On a side note, he's still only 30-years old.

Lazar Markovic - £20m

Informed analysts said Markovic was not far enough along in his development for a big money move, but Liverpool signed him anyway. The fact that Chelsea turned down their option to sign him for £10million that same summer probably should have been some sort of red light.

He was on the books at Liverpool until January of 2019, despite playing his last game at the end of the 2014/15 season.

Rickie Lambert - £5m

It's hard to dislike Rickie Lambert, but he was never going to be good enough for Liverpool. He completed a lifelong dream by returning to his boyhood club, but he was 32-years old when he signed and spent most of his career in the lower leagues.

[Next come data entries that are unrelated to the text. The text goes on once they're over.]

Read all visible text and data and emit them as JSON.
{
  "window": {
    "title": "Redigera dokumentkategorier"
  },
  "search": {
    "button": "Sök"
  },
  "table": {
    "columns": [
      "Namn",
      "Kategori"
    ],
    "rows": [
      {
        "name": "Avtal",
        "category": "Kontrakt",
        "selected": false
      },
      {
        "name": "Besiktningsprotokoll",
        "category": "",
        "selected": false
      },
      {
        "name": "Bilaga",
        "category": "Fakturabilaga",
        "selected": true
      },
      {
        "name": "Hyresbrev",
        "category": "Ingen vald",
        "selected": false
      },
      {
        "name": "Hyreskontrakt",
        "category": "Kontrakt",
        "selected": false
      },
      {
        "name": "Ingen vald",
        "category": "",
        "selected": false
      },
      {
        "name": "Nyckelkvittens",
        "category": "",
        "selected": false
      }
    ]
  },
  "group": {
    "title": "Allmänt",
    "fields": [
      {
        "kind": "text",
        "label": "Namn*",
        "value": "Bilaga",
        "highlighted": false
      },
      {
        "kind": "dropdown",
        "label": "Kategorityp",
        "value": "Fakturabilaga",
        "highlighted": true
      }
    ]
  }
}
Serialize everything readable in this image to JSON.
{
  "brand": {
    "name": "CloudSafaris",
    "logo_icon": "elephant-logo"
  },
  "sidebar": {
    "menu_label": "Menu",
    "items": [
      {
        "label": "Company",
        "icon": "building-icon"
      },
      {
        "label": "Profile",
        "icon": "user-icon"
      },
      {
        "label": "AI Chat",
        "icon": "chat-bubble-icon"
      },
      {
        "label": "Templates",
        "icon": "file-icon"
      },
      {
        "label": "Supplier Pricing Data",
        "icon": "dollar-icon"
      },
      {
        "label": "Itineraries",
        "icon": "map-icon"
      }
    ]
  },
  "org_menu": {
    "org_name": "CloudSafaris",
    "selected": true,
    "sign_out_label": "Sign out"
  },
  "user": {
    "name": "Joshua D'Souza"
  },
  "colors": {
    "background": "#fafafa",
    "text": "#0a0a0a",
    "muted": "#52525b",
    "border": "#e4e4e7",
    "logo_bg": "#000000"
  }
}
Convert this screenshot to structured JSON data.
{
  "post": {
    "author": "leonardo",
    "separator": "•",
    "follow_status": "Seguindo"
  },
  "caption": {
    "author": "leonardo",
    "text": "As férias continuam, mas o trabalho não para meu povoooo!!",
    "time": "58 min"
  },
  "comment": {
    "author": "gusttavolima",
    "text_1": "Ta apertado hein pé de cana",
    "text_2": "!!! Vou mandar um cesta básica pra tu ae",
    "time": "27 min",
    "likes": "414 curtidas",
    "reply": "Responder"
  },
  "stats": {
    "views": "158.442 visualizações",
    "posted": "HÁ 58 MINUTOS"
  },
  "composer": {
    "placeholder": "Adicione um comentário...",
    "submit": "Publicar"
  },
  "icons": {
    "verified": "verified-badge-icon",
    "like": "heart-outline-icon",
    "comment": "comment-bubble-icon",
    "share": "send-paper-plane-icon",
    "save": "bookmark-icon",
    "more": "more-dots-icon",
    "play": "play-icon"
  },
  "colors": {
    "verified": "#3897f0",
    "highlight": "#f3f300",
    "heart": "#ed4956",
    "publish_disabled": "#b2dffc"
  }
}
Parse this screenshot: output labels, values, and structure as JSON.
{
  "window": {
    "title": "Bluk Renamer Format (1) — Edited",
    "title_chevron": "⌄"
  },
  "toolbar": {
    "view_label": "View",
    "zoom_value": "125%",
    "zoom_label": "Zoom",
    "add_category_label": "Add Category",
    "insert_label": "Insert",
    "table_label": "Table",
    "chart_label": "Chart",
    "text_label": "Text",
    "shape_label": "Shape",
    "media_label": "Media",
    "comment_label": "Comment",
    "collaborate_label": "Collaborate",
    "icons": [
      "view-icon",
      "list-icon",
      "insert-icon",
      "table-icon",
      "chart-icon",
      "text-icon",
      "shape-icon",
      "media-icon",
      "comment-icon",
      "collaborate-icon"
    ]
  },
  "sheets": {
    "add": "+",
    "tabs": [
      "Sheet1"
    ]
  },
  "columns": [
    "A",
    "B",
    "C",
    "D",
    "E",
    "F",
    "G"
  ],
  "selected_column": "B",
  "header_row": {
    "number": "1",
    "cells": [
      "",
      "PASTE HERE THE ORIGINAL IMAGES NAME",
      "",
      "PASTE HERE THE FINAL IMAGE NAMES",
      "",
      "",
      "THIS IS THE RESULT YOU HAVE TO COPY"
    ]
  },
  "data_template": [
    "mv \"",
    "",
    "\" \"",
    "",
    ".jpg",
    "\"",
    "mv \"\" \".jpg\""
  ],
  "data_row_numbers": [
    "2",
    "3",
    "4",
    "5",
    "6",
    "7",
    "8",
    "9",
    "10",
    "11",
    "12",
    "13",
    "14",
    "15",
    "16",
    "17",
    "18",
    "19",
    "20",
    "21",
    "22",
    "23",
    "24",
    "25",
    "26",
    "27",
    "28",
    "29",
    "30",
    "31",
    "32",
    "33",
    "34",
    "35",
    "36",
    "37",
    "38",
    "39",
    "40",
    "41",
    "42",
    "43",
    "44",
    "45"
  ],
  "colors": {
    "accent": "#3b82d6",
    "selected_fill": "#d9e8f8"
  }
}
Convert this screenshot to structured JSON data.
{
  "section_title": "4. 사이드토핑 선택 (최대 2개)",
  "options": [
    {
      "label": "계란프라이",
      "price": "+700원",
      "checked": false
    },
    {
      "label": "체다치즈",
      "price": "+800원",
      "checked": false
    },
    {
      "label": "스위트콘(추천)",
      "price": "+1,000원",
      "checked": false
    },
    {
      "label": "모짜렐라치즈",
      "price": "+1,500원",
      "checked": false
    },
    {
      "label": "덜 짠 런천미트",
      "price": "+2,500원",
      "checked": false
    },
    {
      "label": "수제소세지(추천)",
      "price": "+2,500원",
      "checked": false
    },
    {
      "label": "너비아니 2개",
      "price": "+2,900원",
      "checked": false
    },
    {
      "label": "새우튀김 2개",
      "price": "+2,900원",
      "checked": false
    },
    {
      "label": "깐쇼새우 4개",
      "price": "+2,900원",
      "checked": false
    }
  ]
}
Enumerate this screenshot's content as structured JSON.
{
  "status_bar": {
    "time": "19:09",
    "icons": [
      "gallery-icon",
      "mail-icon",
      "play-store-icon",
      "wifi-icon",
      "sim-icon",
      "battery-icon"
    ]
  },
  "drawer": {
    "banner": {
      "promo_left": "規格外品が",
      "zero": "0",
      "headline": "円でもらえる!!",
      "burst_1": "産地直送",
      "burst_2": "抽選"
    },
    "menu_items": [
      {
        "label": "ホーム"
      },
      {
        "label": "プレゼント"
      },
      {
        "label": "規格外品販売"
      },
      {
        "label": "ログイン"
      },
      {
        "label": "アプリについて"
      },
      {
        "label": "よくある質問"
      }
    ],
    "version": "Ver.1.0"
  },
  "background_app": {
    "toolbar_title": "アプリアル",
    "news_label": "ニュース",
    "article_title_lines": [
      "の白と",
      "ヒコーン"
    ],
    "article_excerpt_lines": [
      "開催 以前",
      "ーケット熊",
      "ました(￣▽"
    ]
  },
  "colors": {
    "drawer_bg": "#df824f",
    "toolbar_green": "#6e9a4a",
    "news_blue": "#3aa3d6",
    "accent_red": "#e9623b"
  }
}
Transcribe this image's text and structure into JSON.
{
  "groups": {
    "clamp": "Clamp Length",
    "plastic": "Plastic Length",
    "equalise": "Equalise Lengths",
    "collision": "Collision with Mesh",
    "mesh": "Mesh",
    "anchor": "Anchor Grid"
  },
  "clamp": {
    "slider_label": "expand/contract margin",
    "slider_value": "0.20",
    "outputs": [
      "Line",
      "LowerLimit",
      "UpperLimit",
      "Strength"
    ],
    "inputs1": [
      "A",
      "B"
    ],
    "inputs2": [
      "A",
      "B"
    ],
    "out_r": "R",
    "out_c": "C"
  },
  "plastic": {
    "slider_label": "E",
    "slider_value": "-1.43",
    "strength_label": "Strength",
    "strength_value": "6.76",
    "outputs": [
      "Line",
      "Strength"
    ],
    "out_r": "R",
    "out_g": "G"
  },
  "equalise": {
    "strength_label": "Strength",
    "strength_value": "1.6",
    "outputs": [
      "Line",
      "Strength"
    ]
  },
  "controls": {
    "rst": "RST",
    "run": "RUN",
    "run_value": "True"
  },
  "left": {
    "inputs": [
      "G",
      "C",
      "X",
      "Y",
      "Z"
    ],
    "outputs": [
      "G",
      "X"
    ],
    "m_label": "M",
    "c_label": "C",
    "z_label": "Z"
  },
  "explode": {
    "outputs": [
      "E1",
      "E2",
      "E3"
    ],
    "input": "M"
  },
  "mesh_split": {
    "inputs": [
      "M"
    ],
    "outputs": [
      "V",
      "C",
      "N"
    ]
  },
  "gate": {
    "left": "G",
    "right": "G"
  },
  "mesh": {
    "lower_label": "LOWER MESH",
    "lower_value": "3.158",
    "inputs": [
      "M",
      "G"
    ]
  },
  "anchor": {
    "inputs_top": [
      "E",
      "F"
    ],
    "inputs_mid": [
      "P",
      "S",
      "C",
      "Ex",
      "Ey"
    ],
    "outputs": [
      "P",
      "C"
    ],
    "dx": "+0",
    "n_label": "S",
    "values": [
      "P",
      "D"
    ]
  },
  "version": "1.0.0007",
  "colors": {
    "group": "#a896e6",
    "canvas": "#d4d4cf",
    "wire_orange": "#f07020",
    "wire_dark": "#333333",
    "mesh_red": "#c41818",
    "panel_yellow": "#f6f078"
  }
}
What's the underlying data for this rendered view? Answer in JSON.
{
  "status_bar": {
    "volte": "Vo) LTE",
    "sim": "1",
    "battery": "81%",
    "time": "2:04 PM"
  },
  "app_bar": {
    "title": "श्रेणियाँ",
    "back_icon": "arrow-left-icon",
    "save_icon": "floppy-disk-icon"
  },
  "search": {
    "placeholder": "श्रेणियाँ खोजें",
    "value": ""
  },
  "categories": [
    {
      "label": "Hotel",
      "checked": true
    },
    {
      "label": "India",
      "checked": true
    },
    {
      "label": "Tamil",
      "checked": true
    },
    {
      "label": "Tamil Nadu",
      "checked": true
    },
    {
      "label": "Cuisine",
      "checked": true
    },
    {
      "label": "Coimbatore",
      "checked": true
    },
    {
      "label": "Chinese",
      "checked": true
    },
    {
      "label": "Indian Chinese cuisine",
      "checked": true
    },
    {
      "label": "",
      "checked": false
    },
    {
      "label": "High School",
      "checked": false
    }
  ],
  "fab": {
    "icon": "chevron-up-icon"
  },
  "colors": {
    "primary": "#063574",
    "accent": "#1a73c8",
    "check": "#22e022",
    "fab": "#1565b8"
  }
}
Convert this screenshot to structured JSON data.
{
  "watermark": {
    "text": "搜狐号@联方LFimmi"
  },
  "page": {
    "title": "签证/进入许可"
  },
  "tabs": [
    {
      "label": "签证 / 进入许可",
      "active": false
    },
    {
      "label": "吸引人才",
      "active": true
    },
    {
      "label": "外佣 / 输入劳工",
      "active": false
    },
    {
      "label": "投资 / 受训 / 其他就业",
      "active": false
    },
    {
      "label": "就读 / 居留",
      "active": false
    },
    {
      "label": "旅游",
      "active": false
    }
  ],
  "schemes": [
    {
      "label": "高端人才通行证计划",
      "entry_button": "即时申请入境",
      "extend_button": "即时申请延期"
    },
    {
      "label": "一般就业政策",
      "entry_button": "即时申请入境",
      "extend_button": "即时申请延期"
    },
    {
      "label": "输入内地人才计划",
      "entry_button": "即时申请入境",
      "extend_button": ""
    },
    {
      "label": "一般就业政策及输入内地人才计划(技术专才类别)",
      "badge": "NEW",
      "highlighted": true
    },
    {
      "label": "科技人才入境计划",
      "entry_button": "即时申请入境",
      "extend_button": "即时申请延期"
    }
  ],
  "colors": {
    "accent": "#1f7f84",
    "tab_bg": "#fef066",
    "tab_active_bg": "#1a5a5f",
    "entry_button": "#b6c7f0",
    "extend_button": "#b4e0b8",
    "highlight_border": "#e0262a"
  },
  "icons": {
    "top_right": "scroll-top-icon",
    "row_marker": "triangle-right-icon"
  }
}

Unsurprisingly, things never clicked. He left at the end of that season, and retired two years later. Probably should have stayed at Southampton.

SEE ALSO: What Happened To Ireland's 11 Youngest Premier League Debutants?

Join The Monday Club Have a tip or something brilliant you wanted to share on? We're looking for loyal Balls readers free-to-join members club where top tipsters can win prizes and Balls merchandise

Processing your request...

You are subscribed now!

Sponsored by Volkswagen Commercial Vehicles

Balls.ie EPL coverage is proudly brought to you by Volkswagen Commercial Vehicles. Whether you're scaling up your business or smartening up your service offering, Volkswagen Commercial Vehicles are ready to do it with you. Secure your next Volkswagen van for 2023 delivery now. 

Copyright © 2022. All rights reserved. Developed by Square1 and powered by PublisherPlus.com